◆ **Your assignment**: Please look for the string "chevron" below and report every line in which it occurs.

(Interface dataset entries)
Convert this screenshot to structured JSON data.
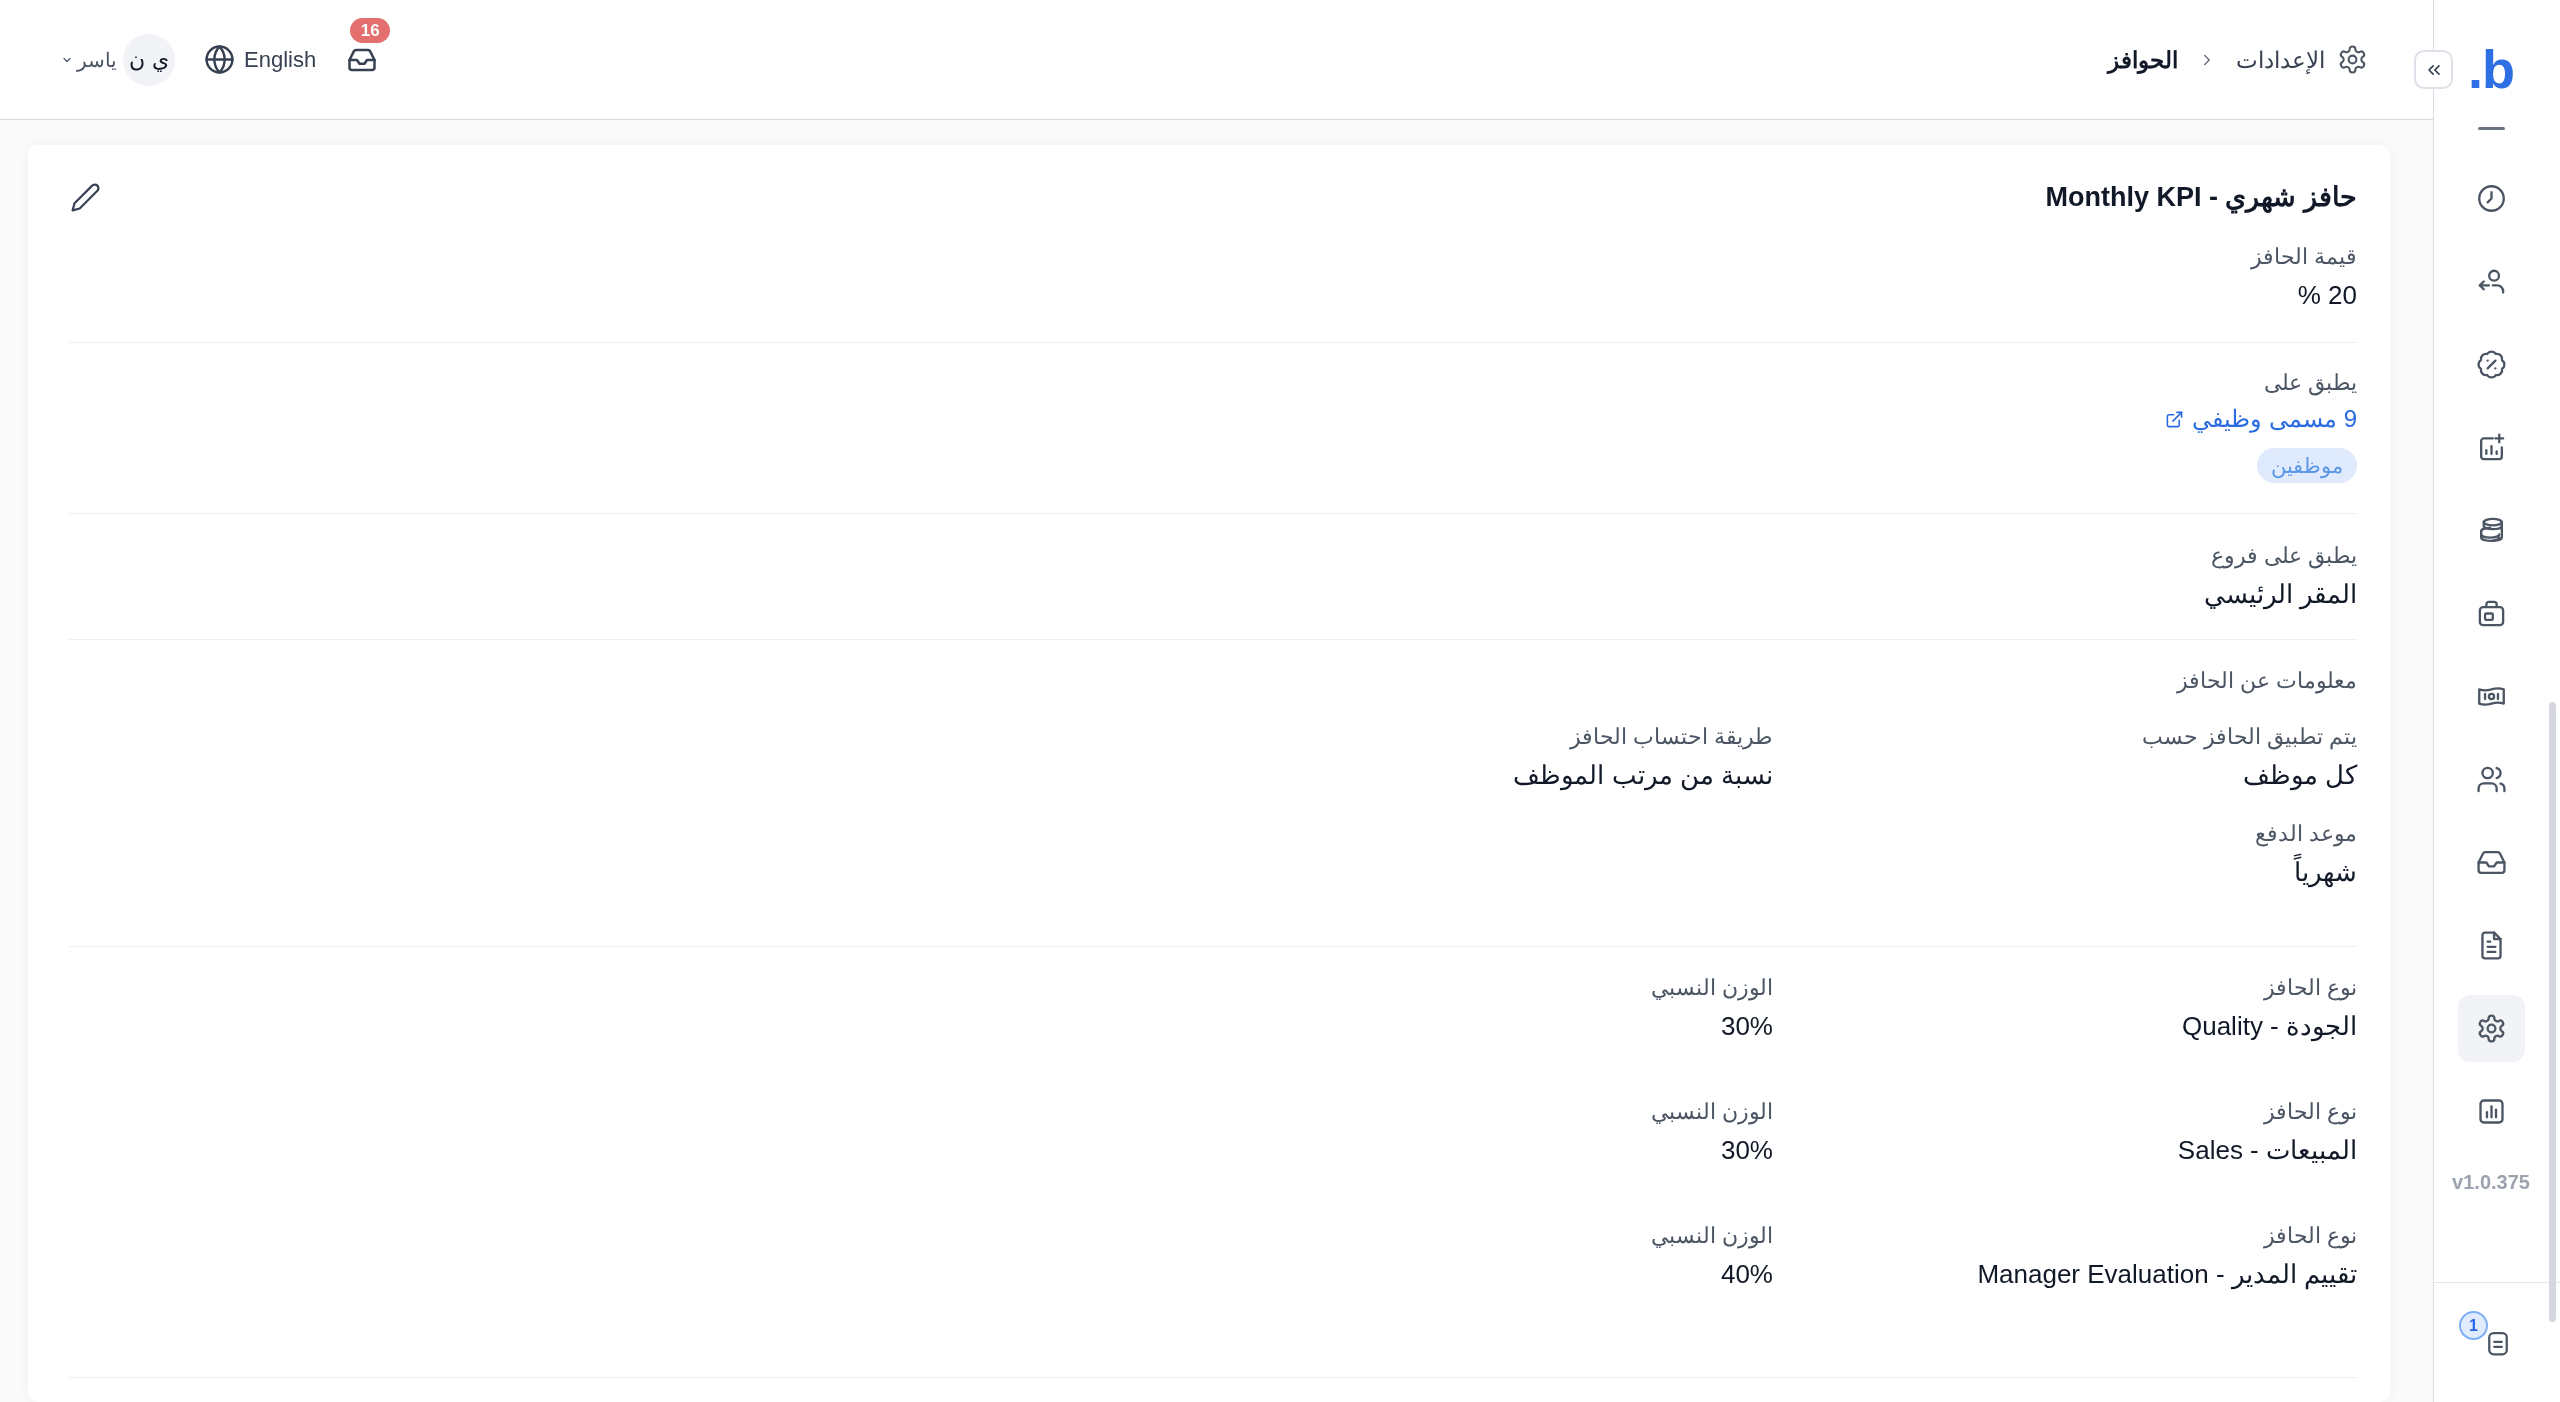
{
  "sidebar": {
    "logo": "b.",
    "nav_items": [
      {
        "selected": false
      },
      {
        "selected": false
      },
      {
        "selected": false
      },
      {
        "selected": false
      },
      {
        "selected": false
      },
      {
        "selected": false
      },
      {
        "selected": false
      },
      {
        "selected": false
      },
      {
        "selected": false
      },
      {
        "selected": false
      },
      {
        "selected": true
      },
      {
        "selected": false
      }
    ],
    "version": "v1.0.375",
    "footer_item": {
      "badge": "1"
    }
  },
  "header": {
    "breadcrumb": [
      {
        "label": "الإعدادات",
        "current": false
      },
      {
        "label": "الحوافز",
        "current": true
      }
    ],
    "notifications_badge": "16",
    "language": "English",
    "user": {
      "initials": "ي ن",
      "name": "ياسر"
    }
  },
  "incentive": {
    "title": "حافز شهري - Monthly KPI",
    "amount": {
      "label": "قيمة الحافز",
      "value": "20 %"
    },
    "applies_to": {
      "label": "يطبق على",
      "link": "9 مسمى وظيفي",
      "tag": "موظفين"
    },
    "branches": {
      "label": "يطبق على فروع",
      "value": "المقر الرئيسي"
    },
    "info": {
      "heading": "معلومات عن الحافز",
      "fields": [
        {
          "label": "يتم تطبيق الحافز حسب",
          "value": "كل موظف"
        },
        {
          "label": "طريقة احتساب الحافز",
          "value": "نسبة من مرتب الموظف"
        },
        {
          "label": "موعد الدفع",
          "value": "شهرياً"
        }
      ]
    },
    "types": [
      {
        "type_label": "نوع الحافز",
        "type": "الجودة - Quality",
        "weight_label": "الوزن النسبي",
        "weight": "30%"
      },
      {
        "type_label": "نوع الحافز",
        "type": "المبيعات - Sales",
        "weight_label": "الوزن النسبي",
        "weight": "30%"
      },
      {
        "type_label": "نوع الحافز",
        "type": "تقييم المدير - Manager Evaluation",
        "weight_label": "الوزن النسبي",
        "weight": "40%"
      }
    ]
  }
}
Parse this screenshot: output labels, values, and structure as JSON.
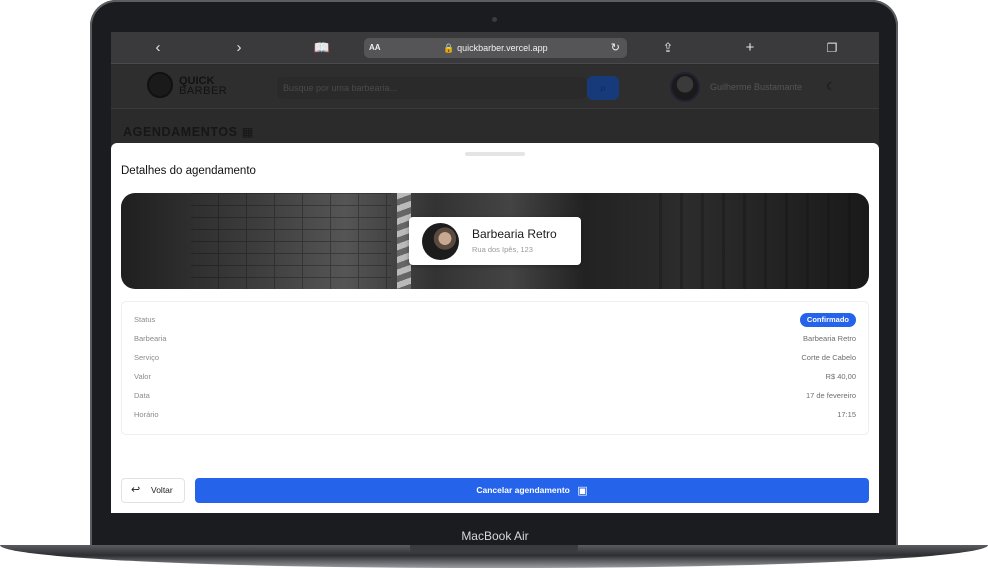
{
  "device": {
    "brand_label": "MacBook Air"
  },
  "browser": {
    "text_size_label": "AA",
    "url": "quickbarber.vercel.app",
    "icons": [
      "back-chevron-icon",
      "forward-chevron-icon",
      "bookmarks-icon",
      "lock-icon",
      "reload-icon",
      "share-icon",
      "new-tab-icon",
      "tabs-icon"
    ]
  },
  "app": {
    "logo": {
      "line1": "QUICK",
      "line2": "BARBER"
    },
    "search_placeholder": "Busque por uma barbearia...",
    "user_name": "Guilherme Bustamante",
    "page_heading": "AGENDAMENTOS"
  },
  "sheet": {
    "title": "Detalhes do agendamento",
    "shop": {
      "name": "Barbearia Retro",
      "address": "Rua dos Ipês, 123"
    },
    "details": [
      {
        "label": "Status",
        "value": "Confirmado"
      },
      {
        "label": "Barbearia",
        "value": "Barbearia Retro"
      },
      {
        "label": "Serviço",
        "value": "Corte de Cabelo"
      },
      {
        "label": "Valor",
        "value": "R$ 40,00"
      },
      {
        "label": "Data",
        "value": "17 de fevereiro"
      },
      {
        "label": "Horário",
        "value": "17:15"
      }
    ],
    "back_label": "Voltar",
    "cancel_label": "Cancelar agendamento"
  },
  "colors": {
    "primary": "#2563eb",
    "dim_overlay": "#2b2b2b",
    "surface": "#ffffff"
  }
}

◆ **Result for this exercise**:
      "back-chevron-icon",
      "forward-chevron-icon",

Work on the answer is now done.